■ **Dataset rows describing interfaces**
--

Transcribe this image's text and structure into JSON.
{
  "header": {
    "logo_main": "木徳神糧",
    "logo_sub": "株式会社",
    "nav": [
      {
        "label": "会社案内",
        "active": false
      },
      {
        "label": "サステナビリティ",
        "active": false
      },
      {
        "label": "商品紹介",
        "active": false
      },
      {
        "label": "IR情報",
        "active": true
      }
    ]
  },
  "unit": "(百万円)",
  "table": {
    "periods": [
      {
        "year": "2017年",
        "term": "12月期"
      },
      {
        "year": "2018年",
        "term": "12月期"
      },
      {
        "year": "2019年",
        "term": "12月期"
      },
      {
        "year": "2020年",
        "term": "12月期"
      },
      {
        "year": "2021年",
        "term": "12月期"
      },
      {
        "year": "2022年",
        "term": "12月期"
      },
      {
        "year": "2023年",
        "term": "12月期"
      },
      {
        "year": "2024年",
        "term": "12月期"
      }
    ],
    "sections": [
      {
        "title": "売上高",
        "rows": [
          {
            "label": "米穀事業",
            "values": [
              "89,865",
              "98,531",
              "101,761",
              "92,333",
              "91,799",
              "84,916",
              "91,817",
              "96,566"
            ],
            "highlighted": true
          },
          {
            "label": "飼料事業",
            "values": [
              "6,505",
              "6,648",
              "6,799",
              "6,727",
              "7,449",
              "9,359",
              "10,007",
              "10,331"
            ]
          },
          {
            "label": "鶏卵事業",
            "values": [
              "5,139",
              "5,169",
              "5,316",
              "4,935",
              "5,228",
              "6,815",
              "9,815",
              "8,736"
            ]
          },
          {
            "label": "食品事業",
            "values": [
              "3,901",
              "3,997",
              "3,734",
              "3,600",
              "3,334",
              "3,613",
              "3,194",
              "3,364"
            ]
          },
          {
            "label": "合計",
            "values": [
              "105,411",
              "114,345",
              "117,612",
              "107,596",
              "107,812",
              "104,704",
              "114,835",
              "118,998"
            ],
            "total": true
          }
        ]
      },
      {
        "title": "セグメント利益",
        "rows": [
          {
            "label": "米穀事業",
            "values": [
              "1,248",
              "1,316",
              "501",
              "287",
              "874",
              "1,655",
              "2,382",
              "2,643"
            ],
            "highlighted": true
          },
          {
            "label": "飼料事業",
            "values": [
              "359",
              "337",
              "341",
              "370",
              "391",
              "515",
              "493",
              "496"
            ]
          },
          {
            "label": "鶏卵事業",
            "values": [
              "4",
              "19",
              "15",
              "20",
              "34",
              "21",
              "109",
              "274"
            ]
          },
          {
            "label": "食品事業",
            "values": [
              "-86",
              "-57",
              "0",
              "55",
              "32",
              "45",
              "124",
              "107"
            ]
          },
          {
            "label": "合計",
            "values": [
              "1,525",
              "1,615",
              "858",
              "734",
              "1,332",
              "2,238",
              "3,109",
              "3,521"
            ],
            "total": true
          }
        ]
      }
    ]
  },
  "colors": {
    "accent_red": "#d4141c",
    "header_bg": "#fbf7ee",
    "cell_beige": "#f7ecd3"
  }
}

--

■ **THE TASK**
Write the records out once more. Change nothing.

■ **REPLY TO THE EXERCISE**
Transcribe this image's text and structure into JSON.
{
  "header": {
    "logo_main": "木徳神糧",
    "logo_sub": "株式会社",
    "nav": [
      {
        "label": "会社案内",
        "active": false
      },
      {
        "label": "サステナビリティ",
        "active": false
      },
      {
        "label": "商品紹介",
        "active": false
      },
      {
        "label": "IR情報",
        "active": true
      }
    ]
  },
  "unit": "(百万円)",
  "table": {
    "periods": [
      {
        "year": "2017年",
        "term": "12月期"
      },
      {
        "year": "2018年",
        "term": "12月期"
      },
      {
        "year": "2019年",
        "term": "12月期"
      },
      {
        "year": "2020年",
        "term": "12月期"
      },
      {
        "year": "2021年",
        "term": "12月期"
      },
      {
        "year": "2022年",
        "term": "12月期"
      },
      {
        "year": "2023年",
        "term": "12月期"
      },
      {
        "year": "2024年",
        "term": "12月期"
      }
    ],
    "sections": [
      {
        "title": "売上高",
        "rows": [
          {
            "label": "米穀事業",
            "values": [
              "89,865",
              "98,531",
              "101,761",
              "92,333",
              "91,799",
              "84,916",
              "91,817",
              "96,566"
            ],
            "highlighted": true
          },
          {
            "label": "飼料事業",
            "values": [
              "6,505",
              "6,648",
              "6,799",
              "6,727",
              "7,449",
              "9,359",
              "10,007",
              "10,331"
            ]
          },
          {
            "label": "鶏卵事業",
            "values": [
              "5,139",
              "5,169",
              "5,316",
              "4,935",
              "5,228",
              "6,815",
              "9,815",
              "8,736"
            ]
          },
          {
            "label": "食品事業",
            "values": [
              "3,901",
              "3,997",
              "3,734",
              "3,600",
              "3,334",
              "3,613",
              "3,194",
              "3,364"
            ]
          },
          {
            "label": "合計",
            "values": [
              "105,411",
              "114,345",
              "117,612",
              "107,596",
              "107,812",
              "104,704",
              "114,835",
              "118,998"
            ],
            "total": true
          }
        ]
      },
      {
        "title": "セグメント利益",
        "rows": [
          {
            "label": "米穀事業",
            "values": [
              "1,248",
              "1,316",
              "501",
              "287",
              "874",
              "1,655",
              "2,382",
              "2,643"
            ],
            "highlighted": true
          },
          {
            "label": "飼料事業",
            "values": [
              "359",
              "337",
              "341",
              "370",
              "391",
              "515",
              "493",
              "496"
            ]
          },
          {
            "label": "鶏卵事業",
            "values": [
              "4",
              "19",
              "15",
              "20",
              "34",
              "21",
              "109",
              "274"
            ]
          },
          {
            "label": "食品事業",
            "values": [
              "-86",
              "-57",
              "0",
              "55",
              "32",
              "45",
              "124",
              "107"
            ]
          },
          {
            "label": "合計",
            "values": [
              "1,525",
              "1,615",
              "858",
              "734",
              "1,332",
              "2,238",
              "3,109",
              "3,521"
            ],
            "total": true
          }
        ]
      }
    ]
  },
  "colors": {
    "accent_red": "#d4141c",
    "header_bg": "#fbf7ee",
    "cell_beige": "#f7ecd3"
  }
}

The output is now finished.